Dry Flies

  • Yellow Sally (#12 – 16)
  • Yellow Humpy (#10 – 18)
  • Parachute Sulphur (#14 – 18)
  • Parachute Adams (#12 – 22)
  • Light Cahill (#10 – 18)
  • Elk Hair Caddis (#8 – 16)
  • Yellows Stimulator (#8 – 14)
  • Chernobyl Ant (#8 – 12)
  • Griffith’s Gnat (#16 – 24)

Nymphs

  • Pheasant Tail (#12 – 20)
  • BH Hare’s Ear (#12 – 20)
  • Rainbow Warrior (#14 – 22)
  • Pat’s Rubber Legs (#4 – 12)
  • Golden Stonefly (#6 – 10)
  • Tellico Nymph (#12 – 18)
  • Zebra Midge (#16 – 22)
  • WD40 (#16-20)
  • Y2K Egg (#12 – 16)

Streamers

  • BH Wooly Bugger (#2 – 6)
  • Sculpzilla (#4)

Gear Recommendations

A 9-foot 3- or 4-wt fly rod and matching fly reel with floating line is perfect for fishing for trout on Rosebud Creek. Some like to fish a shorter rod since the creeks are not that wide. A tapered 9-foot leader, with tippet size 3X to 5X to match the flies you are throwing, is pretty standard.

Rosebud Creek Fishing Report

Area fly shops, guides and websites that can provide a Rosebud Creek fly fishing report and update on current conditions are listed below:

Fishing Regulations

The state of Montana requires that all people who are 12 years of age and older have a valid fishing license. There are resident and non-resident sport fishing licenses available.
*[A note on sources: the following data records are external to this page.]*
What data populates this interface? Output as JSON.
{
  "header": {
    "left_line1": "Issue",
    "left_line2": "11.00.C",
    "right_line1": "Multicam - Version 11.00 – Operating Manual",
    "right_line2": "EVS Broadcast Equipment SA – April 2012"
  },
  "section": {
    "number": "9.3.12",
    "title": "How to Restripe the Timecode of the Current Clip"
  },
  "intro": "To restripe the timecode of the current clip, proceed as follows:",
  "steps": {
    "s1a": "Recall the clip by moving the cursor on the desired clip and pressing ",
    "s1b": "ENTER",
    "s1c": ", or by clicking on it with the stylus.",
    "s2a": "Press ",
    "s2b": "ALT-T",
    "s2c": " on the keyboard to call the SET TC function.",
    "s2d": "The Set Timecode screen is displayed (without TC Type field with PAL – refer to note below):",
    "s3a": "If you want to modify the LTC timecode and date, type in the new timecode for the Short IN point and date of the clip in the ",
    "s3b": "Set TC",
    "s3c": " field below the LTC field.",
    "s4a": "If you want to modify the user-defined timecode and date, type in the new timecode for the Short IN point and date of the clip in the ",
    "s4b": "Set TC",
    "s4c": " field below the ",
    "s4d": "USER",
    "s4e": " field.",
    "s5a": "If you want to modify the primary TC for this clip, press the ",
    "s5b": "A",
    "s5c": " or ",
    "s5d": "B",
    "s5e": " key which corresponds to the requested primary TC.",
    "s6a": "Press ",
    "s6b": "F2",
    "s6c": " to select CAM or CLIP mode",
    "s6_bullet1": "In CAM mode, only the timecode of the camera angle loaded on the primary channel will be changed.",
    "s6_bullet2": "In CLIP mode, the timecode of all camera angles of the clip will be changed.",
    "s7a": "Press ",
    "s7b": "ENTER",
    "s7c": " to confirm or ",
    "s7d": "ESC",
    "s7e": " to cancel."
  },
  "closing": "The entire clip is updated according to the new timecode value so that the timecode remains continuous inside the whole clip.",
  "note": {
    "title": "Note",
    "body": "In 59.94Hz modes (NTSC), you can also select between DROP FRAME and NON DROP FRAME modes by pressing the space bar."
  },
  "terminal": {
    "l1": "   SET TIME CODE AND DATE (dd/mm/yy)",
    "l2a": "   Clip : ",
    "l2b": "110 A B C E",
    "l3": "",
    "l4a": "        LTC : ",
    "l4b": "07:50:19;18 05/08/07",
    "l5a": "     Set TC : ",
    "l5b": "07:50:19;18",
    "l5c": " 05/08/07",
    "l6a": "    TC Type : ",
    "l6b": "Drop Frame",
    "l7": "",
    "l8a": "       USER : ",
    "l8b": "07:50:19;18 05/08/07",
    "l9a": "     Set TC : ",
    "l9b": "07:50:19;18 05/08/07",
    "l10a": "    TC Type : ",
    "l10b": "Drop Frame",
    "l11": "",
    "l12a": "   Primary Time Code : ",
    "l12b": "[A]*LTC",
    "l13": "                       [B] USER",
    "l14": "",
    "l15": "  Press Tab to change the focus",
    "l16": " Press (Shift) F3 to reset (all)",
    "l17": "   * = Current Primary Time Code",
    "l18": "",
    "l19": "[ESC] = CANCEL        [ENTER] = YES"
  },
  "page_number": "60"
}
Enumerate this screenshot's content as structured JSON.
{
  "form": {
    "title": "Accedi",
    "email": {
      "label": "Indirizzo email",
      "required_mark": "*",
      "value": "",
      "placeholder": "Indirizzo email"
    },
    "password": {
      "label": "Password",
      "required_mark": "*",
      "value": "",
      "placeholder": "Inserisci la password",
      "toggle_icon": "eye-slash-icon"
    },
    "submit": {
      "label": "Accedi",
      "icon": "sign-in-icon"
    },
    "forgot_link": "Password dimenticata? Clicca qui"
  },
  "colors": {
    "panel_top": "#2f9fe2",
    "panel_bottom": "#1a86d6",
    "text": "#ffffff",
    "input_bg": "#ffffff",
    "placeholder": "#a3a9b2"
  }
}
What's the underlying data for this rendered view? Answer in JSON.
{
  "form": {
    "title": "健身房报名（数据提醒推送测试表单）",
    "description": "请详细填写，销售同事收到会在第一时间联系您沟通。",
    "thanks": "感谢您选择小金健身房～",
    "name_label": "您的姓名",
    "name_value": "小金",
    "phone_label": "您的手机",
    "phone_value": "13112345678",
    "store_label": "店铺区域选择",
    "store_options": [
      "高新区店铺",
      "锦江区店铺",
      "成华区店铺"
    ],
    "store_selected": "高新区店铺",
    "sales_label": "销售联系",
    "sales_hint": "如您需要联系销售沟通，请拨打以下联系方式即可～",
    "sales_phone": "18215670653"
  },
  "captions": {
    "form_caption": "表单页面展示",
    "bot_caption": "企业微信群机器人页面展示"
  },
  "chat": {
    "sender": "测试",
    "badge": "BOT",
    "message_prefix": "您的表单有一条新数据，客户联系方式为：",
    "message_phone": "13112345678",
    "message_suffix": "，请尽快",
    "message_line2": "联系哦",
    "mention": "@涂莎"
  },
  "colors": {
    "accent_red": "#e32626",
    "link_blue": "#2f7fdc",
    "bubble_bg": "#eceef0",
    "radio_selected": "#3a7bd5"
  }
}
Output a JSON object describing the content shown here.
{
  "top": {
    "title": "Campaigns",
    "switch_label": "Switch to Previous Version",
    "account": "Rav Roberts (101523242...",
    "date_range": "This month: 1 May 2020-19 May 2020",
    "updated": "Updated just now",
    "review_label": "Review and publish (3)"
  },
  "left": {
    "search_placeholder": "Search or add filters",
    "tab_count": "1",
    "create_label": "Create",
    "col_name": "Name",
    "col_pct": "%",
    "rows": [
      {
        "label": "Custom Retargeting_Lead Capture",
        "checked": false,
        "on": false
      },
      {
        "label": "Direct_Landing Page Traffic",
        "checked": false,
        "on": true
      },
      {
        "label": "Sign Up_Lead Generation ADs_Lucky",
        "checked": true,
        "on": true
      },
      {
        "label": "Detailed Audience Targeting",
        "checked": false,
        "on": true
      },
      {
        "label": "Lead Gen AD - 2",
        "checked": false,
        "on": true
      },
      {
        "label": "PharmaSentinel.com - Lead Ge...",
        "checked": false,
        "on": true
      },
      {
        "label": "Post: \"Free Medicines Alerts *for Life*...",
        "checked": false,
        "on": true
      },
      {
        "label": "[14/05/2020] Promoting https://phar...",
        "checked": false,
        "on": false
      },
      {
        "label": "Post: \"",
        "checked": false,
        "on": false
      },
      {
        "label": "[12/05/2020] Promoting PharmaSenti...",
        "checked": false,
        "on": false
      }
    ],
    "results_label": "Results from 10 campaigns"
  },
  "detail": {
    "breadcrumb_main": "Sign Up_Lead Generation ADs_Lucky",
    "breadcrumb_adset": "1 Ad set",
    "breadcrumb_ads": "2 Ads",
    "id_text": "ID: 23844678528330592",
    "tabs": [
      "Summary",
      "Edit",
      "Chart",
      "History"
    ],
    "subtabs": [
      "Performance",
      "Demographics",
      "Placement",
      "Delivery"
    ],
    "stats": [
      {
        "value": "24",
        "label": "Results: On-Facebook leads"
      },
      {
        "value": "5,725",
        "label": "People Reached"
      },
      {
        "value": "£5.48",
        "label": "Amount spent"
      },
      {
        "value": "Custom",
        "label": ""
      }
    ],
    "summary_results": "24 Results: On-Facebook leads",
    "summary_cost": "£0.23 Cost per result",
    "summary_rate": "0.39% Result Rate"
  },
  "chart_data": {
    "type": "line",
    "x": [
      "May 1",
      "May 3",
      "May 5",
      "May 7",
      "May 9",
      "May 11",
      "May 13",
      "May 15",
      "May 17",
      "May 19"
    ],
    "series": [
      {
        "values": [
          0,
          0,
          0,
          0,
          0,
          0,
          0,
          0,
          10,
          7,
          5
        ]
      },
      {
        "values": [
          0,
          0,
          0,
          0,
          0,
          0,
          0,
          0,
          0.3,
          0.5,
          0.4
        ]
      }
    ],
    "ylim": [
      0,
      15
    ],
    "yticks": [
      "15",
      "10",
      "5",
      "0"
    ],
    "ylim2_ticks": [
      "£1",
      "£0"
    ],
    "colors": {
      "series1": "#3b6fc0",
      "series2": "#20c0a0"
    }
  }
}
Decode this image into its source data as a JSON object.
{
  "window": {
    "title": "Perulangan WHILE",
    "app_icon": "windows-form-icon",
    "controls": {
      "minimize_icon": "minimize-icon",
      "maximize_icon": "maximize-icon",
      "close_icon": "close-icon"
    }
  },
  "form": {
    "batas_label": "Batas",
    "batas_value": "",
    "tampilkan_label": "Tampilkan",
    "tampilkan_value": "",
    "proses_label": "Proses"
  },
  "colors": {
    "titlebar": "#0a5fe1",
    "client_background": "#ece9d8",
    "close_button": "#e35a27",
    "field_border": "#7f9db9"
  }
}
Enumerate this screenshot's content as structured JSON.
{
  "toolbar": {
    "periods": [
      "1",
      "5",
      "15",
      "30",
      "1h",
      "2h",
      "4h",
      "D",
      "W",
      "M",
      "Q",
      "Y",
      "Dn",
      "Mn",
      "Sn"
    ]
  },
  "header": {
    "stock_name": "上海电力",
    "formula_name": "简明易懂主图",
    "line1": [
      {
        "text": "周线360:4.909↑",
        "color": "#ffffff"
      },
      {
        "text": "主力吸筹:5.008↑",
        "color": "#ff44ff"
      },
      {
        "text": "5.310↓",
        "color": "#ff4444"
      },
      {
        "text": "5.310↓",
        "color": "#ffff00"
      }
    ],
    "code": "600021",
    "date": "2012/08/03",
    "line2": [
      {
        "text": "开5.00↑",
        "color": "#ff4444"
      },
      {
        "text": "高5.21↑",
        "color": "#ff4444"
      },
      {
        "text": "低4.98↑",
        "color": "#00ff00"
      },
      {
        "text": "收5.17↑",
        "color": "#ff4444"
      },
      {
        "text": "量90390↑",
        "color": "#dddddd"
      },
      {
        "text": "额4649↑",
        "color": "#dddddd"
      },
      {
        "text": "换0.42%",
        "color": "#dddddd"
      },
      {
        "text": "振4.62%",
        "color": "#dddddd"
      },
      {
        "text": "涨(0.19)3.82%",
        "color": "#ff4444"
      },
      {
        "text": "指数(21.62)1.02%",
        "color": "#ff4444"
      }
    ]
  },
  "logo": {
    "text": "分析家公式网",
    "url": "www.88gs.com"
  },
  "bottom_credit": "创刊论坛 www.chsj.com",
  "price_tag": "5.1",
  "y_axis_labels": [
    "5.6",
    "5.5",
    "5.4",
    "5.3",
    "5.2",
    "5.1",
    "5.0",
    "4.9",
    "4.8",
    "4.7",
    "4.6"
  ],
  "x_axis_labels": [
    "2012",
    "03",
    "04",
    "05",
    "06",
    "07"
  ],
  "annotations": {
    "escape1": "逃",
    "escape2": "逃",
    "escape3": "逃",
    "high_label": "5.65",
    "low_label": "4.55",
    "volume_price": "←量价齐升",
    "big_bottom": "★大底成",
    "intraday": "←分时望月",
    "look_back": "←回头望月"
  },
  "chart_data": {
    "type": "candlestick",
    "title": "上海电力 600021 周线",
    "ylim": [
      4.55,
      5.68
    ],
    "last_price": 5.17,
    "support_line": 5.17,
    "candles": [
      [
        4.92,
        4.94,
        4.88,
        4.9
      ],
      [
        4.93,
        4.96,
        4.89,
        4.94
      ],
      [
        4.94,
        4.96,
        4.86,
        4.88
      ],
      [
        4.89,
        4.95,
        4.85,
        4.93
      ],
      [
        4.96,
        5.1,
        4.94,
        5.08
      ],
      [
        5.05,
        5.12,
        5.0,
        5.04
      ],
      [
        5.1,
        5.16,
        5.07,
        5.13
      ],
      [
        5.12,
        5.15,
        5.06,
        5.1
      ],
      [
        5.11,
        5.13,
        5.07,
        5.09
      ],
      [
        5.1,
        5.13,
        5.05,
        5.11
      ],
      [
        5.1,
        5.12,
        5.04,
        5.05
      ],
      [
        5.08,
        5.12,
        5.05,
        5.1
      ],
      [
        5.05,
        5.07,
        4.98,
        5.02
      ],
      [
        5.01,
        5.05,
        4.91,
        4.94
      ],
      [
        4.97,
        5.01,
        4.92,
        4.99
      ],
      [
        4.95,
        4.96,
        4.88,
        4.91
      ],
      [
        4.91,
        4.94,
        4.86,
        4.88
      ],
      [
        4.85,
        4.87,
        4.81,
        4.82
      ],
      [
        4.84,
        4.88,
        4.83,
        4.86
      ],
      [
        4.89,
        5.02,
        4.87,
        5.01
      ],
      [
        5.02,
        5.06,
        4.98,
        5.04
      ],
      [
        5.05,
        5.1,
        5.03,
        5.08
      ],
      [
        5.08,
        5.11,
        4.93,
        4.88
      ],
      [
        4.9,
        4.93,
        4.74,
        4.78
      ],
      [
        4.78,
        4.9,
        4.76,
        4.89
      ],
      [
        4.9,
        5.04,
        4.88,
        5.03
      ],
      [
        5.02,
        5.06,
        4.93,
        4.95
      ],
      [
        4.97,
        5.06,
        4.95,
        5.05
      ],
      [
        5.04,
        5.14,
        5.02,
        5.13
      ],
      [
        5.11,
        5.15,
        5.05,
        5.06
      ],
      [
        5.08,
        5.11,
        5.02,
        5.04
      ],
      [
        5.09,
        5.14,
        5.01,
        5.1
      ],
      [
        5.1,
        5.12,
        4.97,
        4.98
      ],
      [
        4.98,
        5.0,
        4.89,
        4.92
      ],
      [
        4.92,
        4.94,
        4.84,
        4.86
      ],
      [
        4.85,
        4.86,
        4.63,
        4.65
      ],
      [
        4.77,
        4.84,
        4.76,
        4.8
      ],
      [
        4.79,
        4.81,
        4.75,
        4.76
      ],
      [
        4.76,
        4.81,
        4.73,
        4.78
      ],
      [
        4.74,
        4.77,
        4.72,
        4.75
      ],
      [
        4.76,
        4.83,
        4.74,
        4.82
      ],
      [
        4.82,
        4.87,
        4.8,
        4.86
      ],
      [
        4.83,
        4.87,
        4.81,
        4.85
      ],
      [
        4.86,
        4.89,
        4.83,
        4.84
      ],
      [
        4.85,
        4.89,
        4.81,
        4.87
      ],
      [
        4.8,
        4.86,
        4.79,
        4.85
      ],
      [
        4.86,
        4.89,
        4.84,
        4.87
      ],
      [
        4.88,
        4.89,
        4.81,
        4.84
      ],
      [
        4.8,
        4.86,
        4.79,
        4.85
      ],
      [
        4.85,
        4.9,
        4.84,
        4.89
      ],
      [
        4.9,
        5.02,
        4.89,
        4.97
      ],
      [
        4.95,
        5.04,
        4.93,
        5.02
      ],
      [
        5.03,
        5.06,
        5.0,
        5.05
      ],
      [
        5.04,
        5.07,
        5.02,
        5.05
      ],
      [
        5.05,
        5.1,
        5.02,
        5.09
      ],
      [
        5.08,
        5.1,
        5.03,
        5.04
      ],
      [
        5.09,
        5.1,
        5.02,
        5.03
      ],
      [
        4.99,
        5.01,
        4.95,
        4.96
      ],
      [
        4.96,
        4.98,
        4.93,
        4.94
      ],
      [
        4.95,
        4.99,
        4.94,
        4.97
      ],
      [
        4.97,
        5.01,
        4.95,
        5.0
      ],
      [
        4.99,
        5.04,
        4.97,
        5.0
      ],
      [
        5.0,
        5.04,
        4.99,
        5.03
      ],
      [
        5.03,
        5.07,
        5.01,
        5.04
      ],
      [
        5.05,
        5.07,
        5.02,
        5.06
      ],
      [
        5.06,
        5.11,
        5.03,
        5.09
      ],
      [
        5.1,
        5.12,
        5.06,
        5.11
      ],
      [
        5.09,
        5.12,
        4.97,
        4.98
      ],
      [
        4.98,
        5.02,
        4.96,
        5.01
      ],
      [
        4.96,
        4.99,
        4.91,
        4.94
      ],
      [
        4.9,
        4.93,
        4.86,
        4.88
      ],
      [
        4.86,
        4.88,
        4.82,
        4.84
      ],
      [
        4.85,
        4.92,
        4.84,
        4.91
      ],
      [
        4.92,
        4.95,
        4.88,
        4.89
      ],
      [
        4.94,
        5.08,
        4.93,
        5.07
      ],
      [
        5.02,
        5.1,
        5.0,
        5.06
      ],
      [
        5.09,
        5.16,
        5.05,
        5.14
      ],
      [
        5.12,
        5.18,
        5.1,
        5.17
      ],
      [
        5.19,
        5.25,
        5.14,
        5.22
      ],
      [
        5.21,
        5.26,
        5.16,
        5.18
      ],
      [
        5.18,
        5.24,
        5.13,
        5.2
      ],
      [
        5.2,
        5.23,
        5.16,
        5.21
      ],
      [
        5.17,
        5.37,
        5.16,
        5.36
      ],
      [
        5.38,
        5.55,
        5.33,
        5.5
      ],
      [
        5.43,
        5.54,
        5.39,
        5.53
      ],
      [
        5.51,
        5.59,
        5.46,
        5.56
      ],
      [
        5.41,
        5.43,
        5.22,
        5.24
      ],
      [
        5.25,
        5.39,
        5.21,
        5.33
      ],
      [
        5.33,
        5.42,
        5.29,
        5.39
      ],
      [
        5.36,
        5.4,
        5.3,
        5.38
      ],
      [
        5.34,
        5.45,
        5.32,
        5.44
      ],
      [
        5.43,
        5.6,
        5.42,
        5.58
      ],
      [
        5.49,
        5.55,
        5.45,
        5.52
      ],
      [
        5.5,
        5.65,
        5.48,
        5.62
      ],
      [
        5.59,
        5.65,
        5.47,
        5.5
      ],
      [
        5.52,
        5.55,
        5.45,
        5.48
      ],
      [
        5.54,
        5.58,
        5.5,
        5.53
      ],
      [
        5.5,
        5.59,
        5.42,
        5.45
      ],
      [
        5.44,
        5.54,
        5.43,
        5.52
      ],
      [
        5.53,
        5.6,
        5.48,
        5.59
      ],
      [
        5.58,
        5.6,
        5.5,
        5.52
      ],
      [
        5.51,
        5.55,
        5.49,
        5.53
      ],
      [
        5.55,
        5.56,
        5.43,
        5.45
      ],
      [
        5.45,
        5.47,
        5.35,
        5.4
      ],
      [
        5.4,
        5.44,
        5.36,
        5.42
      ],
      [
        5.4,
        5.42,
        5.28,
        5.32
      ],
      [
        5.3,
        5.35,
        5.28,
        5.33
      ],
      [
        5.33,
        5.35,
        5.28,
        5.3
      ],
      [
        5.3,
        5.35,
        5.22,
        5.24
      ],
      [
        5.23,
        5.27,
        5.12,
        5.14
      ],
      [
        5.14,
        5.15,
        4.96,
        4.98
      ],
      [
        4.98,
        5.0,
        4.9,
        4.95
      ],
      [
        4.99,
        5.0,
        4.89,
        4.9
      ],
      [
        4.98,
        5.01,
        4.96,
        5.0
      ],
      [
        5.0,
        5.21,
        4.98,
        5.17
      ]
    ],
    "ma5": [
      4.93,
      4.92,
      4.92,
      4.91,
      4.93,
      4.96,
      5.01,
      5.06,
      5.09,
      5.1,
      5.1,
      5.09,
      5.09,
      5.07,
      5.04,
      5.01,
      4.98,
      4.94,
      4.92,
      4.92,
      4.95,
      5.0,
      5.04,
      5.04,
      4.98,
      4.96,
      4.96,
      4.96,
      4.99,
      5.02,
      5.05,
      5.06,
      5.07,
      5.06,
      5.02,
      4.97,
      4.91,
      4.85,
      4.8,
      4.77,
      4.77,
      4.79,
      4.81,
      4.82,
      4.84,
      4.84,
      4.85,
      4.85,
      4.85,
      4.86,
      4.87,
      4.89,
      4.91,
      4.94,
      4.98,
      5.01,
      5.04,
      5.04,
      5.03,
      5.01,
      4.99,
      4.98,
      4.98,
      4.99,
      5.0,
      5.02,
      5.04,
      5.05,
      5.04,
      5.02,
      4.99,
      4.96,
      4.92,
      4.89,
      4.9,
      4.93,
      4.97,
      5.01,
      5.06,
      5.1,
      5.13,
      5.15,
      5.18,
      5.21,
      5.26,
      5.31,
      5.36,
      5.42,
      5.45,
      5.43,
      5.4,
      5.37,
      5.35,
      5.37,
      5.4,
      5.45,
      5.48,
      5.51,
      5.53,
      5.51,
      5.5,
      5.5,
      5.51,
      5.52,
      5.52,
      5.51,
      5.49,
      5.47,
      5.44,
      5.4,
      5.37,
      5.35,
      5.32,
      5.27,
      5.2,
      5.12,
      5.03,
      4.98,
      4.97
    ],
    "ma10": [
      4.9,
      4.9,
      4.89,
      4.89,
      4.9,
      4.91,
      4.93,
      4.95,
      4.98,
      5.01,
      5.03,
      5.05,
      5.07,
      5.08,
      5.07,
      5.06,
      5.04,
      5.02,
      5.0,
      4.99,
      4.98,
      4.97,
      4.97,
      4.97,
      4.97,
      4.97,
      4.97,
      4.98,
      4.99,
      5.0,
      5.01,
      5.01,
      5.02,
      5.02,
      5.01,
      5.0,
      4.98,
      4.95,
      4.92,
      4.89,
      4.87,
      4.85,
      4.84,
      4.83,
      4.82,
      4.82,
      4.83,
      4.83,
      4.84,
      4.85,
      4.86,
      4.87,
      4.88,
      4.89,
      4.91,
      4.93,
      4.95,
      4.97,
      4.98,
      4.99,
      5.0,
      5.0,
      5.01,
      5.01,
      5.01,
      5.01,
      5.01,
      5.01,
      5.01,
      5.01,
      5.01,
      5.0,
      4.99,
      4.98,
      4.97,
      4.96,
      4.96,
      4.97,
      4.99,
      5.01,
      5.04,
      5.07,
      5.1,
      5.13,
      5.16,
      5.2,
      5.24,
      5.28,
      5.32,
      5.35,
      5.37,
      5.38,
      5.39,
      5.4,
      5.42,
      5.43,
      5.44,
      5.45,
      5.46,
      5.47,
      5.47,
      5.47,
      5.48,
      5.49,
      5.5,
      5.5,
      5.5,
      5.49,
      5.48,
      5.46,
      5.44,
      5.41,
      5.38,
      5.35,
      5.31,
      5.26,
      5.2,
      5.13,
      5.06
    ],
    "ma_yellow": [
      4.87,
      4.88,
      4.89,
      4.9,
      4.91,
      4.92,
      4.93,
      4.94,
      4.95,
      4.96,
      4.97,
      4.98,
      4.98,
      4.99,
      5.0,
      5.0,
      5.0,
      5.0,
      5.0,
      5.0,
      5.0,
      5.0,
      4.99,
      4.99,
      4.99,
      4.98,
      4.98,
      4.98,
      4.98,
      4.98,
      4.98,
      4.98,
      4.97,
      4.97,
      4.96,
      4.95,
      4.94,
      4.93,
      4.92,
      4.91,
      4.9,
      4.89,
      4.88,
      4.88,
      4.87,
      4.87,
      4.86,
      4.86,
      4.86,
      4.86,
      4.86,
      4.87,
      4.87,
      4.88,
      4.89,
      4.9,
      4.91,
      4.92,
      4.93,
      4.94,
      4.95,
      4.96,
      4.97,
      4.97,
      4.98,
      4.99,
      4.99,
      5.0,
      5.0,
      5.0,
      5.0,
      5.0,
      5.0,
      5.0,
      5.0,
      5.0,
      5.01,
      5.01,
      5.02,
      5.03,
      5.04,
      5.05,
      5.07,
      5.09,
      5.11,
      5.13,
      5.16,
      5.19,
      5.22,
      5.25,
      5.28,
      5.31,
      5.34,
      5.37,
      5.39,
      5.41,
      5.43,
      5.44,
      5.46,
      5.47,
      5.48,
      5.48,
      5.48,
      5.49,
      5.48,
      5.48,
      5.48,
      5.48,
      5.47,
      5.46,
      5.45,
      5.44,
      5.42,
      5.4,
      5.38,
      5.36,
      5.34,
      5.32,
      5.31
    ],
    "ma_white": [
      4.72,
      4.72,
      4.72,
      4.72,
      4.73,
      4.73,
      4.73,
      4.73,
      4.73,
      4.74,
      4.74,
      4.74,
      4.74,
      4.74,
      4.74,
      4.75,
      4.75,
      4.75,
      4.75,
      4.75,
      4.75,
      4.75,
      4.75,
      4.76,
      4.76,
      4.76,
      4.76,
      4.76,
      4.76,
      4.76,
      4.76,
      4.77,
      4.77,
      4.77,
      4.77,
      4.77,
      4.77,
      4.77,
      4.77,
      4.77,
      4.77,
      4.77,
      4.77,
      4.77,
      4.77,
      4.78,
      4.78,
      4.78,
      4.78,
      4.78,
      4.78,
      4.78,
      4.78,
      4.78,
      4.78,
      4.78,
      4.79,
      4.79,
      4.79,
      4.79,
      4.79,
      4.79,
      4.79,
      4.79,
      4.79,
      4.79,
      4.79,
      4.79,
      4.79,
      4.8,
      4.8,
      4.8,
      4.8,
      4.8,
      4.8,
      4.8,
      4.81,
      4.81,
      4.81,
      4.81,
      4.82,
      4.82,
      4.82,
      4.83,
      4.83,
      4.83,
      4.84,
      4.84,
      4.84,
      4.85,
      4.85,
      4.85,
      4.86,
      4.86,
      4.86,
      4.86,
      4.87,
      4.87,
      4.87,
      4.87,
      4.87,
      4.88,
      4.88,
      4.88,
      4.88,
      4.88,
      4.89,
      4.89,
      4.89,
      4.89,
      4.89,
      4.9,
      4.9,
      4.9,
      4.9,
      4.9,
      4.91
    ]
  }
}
You can purchase a Montana state fishing license and learn about the most current regulations through the Montana Fish, Wildlife & Parks.

Trip Planning Tips

The nearest towns to West and East Rosebud Creek are Red Lodge, Columbus and Absarokee. The closest major city is Billings, Montana, and the nearest airport is Bozeman Yellowstone International.

Embrace the wilderness spirit and camp under the starlit sky. Several campgrounds dot the area, like the primitive Mystic Lake Campground or the more developed Rosebud Campground.

For those seeking creature comforts, Absarokee, a charming town nestled near the creek’s confluence with the Stillwater River, offers cabins, motels, and a grocery store.

Looking for more places to fish? Check out our DIY Guide to the Best Fly Fishing in Montana